The Organization of the Petroleum Exporting Countries (OPEC) is set to make a record-breaking $1 trillion in export revenues this year if crude oil prices remain above $100 a barrel, an the International Energy Agency official told the Financial Times.
"It would be the first time in the history of OPEC that oil revenues have reached a trillion dollars," Chief IAEA Economist Fatih Birol told the Financial Times. "It's mainly because of higher prices and higher production."
The possibility of a record-breaking year comes as continued unrest in the Middle East and North Africa, engagement in Libya, and signs of an economic recovery renew debate among policymakers over how to deal with rising global oil prices and their ties to national security.
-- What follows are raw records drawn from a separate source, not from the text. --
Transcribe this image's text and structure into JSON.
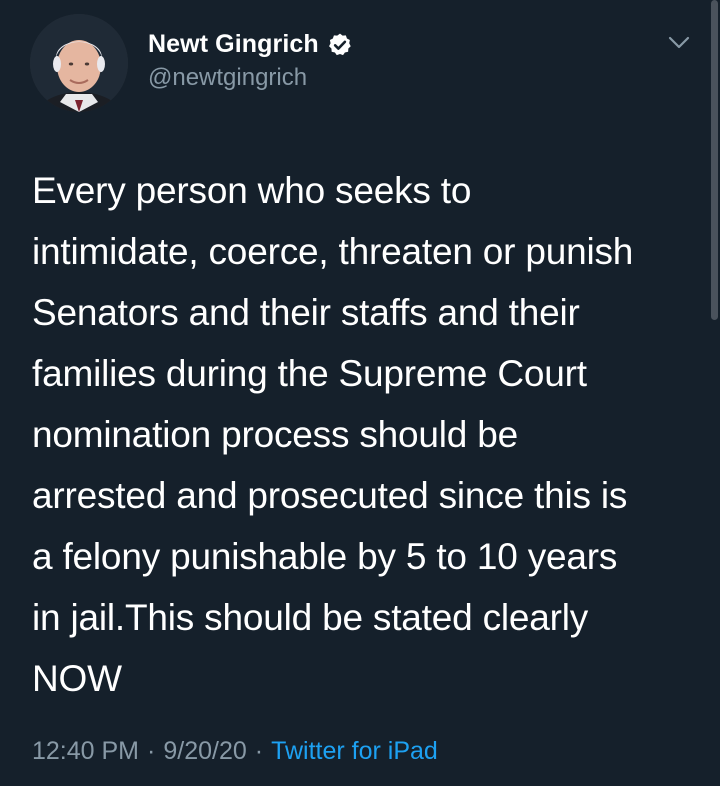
{
  "author": {
    "display_name": "Newt Gingrich",
    "handle": "@newtgingrich",
    "avatar_icon": "profile-photo",
    "verified_icon": "verified-badge-icon"
  },
  "tweet": {
    "text": "Every person who seeks to\nintimidate, coerce, threaten or punish\nSenators and their staffs and their\nfamilies during the Supreme Court\nnomination process should be\narrested and prosecuted since this is\na felony punishable by 5 to 10 years\nin jail.This should be stated clearly\nNOW"
  },
  "meta": {
    "time": "12:40 PM",
    "separator": "·",
    "date": "9/20/20",
    "source": "Twitter for iPad"
  },
  "colors": {
    "background": "#15202b",
    "text": "#ffffff",
    "secondary": "#8899a6",
    "link": "#1da1f2"
  }
}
President Obama will weigh in on the issue today when he speaks about his new four-part “Plan for America’s Energy Security” at Georgetown University. And Republicans and oil state Democrats have argued for expanded offshore oil and gas drilling in light of rising prices and foreign oil dependence.
On Tuesday, House Natural Resources Committee Chairman Doc Hastings, R-Wash., introduced legislation that expands drilling and the Interior Department said in a report this month that the oil industry isn’t using a large portion of their drilling leases.
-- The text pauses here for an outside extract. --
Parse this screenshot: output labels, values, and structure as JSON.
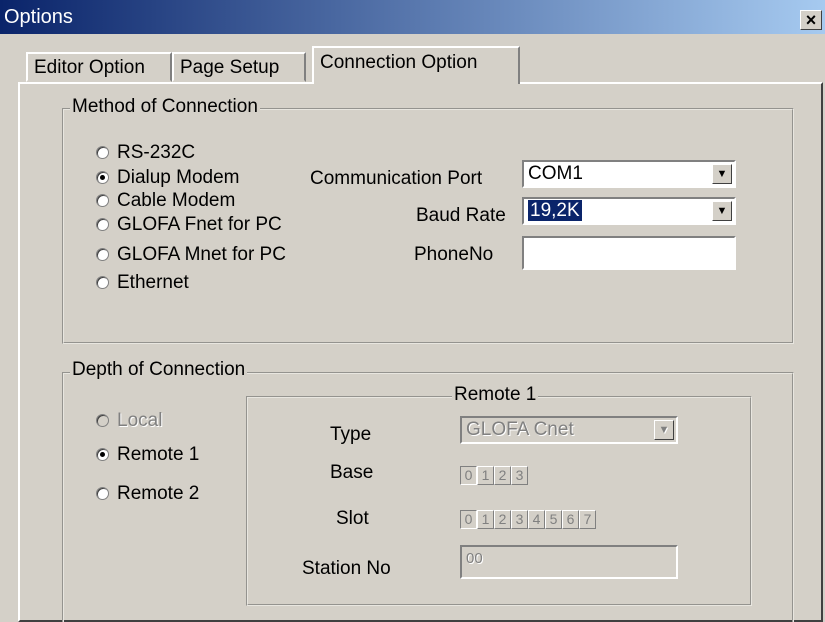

The report, along with other energy security concerns, will likely be discussed at Hastings’ Natural Resources Committee hearing this morning, where Bureau of Energy Management, Regulation and Enforcement (BOEMRE) director Michael Bromwich is scheduled to testify on his FY 2012 budget.